WP: We had done quite a bit of touring to promote that first record, and we could have continued to tour even more. But the record company, I think, wanted us to get into the studio and do a follow-up. You know, we had a little bit of a buzz. So we had [new] song ideas and we also some songs that never made it onto the first album. We were pretty much prepared to go in and record. We recorded that [album] in New York with the same producer, Pete Solley. The first album was recorded down in Florida. We enjoyed doing that album a lot because we knew that we kind of had our footprints in the ground, so to speak, and that there was an audience there at that point.
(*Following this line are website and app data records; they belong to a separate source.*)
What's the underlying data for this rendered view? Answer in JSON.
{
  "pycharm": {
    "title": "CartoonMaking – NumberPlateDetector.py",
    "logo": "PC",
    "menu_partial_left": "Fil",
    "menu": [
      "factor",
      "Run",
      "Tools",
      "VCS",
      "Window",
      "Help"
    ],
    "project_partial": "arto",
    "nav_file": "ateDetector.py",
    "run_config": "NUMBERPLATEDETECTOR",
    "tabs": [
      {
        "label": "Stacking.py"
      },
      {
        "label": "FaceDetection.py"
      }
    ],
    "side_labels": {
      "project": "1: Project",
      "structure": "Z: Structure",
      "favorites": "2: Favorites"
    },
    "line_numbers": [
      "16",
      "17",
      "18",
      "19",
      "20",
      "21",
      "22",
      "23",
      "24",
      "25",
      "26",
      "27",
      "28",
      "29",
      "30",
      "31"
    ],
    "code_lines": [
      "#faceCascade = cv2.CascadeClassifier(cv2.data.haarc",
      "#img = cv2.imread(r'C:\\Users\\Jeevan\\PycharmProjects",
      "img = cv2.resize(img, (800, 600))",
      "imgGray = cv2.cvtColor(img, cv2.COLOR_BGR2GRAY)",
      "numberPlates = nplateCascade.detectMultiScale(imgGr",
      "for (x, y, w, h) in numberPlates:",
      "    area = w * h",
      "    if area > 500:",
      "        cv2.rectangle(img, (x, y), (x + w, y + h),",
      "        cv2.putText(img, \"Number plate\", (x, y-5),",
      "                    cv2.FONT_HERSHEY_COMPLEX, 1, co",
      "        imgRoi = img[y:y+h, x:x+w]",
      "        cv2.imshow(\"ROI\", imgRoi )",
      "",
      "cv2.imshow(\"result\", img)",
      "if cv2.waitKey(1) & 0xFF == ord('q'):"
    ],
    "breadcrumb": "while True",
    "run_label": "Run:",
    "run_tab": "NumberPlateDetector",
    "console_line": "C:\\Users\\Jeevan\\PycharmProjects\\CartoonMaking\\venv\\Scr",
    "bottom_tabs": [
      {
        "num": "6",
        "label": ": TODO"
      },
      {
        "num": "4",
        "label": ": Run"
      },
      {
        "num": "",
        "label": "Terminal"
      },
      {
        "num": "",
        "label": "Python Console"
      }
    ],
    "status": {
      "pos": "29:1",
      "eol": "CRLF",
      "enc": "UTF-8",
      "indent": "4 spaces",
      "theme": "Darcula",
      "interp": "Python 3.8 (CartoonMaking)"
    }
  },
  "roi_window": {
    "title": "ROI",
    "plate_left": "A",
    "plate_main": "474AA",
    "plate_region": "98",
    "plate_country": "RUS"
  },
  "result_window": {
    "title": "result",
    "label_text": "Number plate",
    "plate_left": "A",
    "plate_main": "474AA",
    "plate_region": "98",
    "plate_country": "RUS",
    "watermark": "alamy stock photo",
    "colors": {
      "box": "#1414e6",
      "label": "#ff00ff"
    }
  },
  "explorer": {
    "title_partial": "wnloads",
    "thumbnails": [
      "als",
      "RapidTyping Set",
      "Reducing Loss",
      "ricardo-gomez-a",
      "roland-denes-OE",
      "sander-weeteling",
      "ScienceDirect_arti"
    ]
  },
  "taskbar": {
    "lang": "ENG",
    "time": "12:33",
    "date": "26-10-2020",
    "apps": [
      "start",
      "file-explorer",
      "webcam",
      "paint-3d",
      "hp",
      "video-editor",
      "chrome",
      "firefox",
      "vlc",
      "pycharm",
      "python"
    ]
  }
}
It’s funny, it feels like a New York album to me… It seems like the scope of The Romantics’ music got broader on that album — even though I know it didn’t have a huge hit on it, like some of your other albums did.
WP: Right. I have to tell you, that’s one of my personal favorites too. I mean, I like all of ’em, don’t get me wrong. You know, they’re all your children. Some children [are] just a little bit better than others.
Andy, tell me about some of the bands or, in your case, the bass players that were big influences on you when you were a kid?
AB: Well, the bands really freaked me out when I was a kid were The Beatles and then The Stones. You know, I had two older sisters that were into The Beatles. I think I stole my sister’s Beatles ’65 record when I was five or six years old, something like that. Then I [saw] Help! and I vividly remember telling my parents that that’s what I wanted to do when I grew up. I wanted to be a Beatle… [My mom] was trying to reason with me and trying to explain that that’s not a real job. (laughter)
So obviously, McCartney was a big influence as a bass player. Bill Wyman. I just published my book Rolling Stones Gear, which is a history of all their equipment. So I had the pleasure of actually going to Bill’s house in London. For me, that was a thrill because I’ve always admired his bass playing. You know, really solid. [He’s] not overly flashy but always makes the band great. That’s always been more my style. I’m not the guy that’s gonna be playing those crazy bass lines. Honestly, I love Entwistle too but I’m more in the vein of a Bill Wyman kind of thing.
Wally, you also mentioned playing with Ringo in the All-Starr Band. I imagine that The Beatles were a big influence. What was it like touring with Ringo Starr?
WP: It was an honor to even be asked in the first place. I was wondering how I was gonna fit into the scheme of things. But once we got to rehearsals and I saw how the whole show was gonna go, it turned out to be a great time. A ton of fun, you know? There was work involved too. But once you do all the rehearsals and learning everybody else’s songs and knowing what you have to do and then you get onstage, it was a lot of fun. [Ringo is] just a great person [with] great stories. It was great being able to be onstage and take a look to my left and seeing him standing there between myself and Rick Derringer. He was right there singing vocals. And then you turn around 10 minutes later — we’re doing, for instance, “Talking in Your Sleep” — and he’s playing drums!
Was it surreal at times?
WP: Oh yeah! Very much so. Like I said, you’re standing there and you take a look and he’s there singing “Photograph” or he’s behind the drums singing “Boys” or “I Wanna Be Your Man.” You know, it’s crazy. If asked to do it again, I would do it in a heartbeat.
Top photo: Robert Matheu